# [Work item]
In full and word for word, give the records again.

Interface dataset entries:
----------------
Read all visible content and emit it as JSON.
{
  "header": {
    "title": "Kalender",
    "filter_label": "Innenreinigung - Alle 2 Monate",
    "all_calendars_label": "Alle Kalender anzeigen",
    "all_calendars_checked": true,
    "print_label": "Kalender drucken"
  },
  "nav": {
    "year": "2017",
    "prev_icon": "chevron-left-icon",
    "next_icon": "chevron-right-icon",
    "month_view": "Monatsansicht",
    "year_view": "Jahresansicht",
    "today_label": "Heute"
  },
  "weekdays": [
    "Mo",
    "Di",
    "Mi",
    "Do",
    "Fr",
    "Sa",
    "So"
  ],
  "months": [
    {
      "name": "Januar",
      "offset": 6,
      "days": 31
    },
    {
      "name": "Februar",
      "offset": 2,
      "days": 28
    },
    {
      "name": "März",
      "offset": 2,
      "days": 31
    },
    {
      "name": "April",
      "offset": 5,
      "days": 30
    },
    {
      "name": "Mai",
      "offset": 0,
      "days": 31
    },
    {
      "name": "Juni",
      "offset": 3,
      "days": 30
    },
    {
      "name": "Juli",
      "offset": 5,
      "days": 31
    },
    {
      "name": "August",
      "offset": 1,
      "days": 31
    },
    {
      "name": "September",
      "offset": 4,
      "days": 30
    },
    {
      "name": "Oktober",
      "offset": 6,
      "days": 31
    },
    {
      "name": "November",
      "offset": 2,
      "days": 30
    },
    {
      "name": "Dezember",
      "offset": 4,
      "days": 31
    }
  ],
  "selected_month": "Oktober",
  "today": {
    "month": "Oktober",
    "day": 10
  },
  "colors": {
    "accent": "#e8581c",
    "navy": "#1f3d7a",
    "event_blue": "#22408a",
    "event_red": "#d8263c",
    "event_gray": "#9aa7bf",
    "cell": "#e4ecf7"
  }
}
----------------
# [Solution for this task]
Read all visible content and emit it as JSON.
{
  "header": {
    "title": "Kalender",
    "filter_label": "Innenreinigung - Alle 2 Monate",
    "all_calendars_label": "Alle Kalender anzeigen",
    "all_calendars_checked": true,
    "print_label": "Kalender drucken"
  },
  "nav": {
    "year": "2017",
    "prev_icon": "chevron-left-icon",
    "next_icon": "chevron-right-icon",
    "month_view": "Monatsansicht",
    "year_view": "Jahresansicht",
    "today_label": "Heute"
  },
  "weekdays": [
    "Mo",
    "Di",
    "Mi",
    "Do",
    "Fr",
    "Sa",
    "So"
  ],
  "months": [
    {
      "name": "Januar",
      "offset": 6,
      "days": 31
    },
    {
      "name": "Februar",
      "offset": 2,
      "days": 28
    },
    {
      "name": "März",
      "offset": 2,
      "days": 31
    },
    {
      "name": "April",
      "offset": 5,
      "days": 30
    },
    {
      "name": "Mai",
      "offset": 0,
      "days": 31
    },
    {
      "name": "Juni",
      "offset": 3,
      "days": 30
    },
    {
      "name": "Juli",
      "offset": 5,
      "days": 31
    },
    {
      "name": "August",
      "offset": 1,
      "days": 31
    },
    {
      "name": "September",
      "offset": 4,
      "days": 30
    },
    {
      "name": "Oktober",
      "offset": 6,
      "days": 31
    },
    {
      "name": "November",
      "offset": 2,
      "days": 30
    },
    {
      "name": "Dezember",
      "offset": 4,
      "days": 31
    }
  ],
  "selected_month": "Oktober",
  "today": {
    "month": "Oktober",
    "day": 10
  },
  "colors": {
    "accent": "#e8581c",
    "navy": "#1f3d7a",
    "event_blue": "#22408a",
    "event_red": "#d8263c",
    "event_gray": "#9aa7bf",
    "cell": "#e4ecf7"
  }
}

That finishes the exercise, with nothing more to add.